(Beginning of INPUT RECORDS)

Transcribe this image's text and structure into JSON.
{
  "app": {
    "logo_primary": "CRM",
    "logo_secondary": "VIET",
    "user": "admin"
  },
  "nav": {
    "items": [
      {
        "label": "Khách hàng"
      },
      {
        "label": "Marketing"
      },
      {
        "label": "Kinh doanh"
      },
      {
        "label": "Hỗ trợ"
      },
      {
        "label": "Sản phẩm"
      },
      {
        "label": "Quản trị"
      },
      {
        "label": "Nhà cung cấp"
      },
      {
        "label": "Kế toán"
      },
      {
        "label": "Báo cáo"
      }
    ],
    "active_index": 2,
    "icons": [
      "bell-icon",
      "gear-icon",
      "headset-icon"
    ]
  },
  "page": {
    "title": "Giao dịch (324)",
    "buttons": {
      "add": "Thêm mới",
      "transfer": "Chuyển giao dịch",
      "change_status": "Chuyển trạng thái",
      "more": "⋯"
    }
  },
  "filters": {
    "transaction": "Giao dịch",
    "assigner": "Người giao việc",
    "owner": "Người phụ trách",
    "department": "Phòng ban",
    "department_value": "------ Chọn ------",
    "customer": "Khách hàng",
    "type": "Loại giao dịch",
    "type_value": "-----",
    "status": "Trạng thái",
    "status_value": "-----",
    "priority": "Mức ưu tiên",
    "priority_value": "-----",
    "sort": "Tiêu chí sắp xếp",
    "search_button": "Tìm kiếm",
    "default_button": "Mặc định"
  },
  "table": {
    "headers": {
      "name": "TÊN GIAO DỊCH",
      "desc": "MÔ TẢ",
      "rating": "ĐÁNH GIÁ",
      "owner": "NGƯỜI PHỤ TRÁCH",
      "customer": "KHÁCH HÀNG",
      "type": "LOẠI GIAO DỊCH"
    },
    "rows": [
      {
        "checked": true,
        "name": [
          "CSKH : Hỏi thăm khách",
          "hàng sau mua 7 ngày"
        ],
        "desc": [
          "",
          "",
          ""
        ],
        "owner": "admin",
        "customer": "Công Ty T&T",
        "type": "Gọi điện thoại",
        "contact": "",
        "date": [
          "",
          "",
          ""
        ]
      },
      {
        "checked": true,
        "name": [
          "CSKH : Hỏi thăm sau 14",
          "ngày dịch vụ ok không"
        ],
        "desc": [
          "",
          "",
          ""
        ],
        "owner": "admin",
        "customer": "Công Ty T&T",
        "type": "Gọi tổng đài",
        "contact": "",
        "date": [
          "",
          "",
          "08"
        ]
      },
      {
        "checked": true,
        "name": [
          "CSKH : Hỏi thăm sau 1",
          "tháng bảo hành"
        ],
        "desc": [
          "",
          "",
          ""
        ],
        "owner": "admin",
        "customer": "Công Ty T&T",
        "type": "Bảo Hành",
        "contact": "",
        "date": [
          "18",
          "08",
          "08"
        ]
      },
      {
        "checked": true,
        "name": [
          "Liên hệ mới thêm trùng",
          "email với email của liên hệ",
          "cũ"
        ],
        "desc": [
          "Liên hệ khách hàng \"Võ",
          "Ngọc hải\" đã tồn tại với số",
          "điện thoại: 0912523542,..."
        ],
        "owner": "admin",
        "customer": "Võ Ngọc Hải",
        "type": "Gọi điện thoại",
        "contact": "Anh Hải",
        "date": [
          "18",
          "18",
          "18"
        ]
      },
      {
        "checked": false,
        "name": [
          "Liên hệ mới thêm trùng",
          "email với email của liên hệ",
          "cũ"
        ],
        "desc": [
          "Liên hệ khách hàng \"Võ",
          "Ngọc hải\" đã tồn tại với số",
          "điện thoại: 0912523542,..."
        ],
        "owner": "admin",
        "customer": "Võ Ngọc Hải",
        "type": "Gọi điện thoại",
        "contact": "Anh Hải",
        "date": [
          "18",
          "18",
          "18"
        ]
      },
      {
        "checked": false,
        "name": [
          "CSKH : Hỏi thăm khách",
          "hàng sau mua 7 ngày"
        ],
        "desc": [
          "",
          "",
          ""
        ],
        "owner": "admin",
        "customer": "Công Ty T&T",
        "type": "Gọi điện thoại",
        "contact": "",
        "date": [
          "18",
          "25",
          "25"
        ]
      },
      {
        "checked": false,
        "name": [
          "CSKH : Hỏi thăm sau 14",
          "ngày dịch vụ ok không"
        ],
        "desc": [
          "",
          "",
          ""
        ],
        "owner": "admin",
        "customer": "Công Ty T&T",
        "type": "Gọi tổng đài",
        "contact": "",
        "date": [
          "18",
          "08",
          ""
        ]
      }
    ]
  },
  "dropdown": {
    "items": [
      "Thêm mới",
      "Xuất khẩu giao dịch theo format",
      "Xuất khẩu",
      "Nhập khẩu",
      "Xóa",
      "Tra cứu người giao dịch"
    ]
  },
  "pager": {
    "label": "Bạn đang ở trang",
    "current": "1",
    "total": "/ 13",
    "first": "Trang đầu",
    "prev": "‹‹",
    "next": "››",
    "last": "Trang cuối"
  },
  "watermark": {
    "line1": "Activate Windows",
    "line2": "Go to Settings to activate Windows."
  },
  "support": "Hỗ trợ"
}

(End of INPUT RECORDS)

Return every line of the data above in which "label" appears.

| TASK ANSWER |
        "label": "Khách hàng"
        "label": "Marketing"
        "label": "Kinh doanh"
        "label": "Hỗ trợ"
        "label": "Sản phẩm"
        "label": "Quản trị"
        "label": "Nhà cung cấp"
        "label": "Kế toán"
        "label": "Báo cáo"
    "label": "Bạn đang ở trang",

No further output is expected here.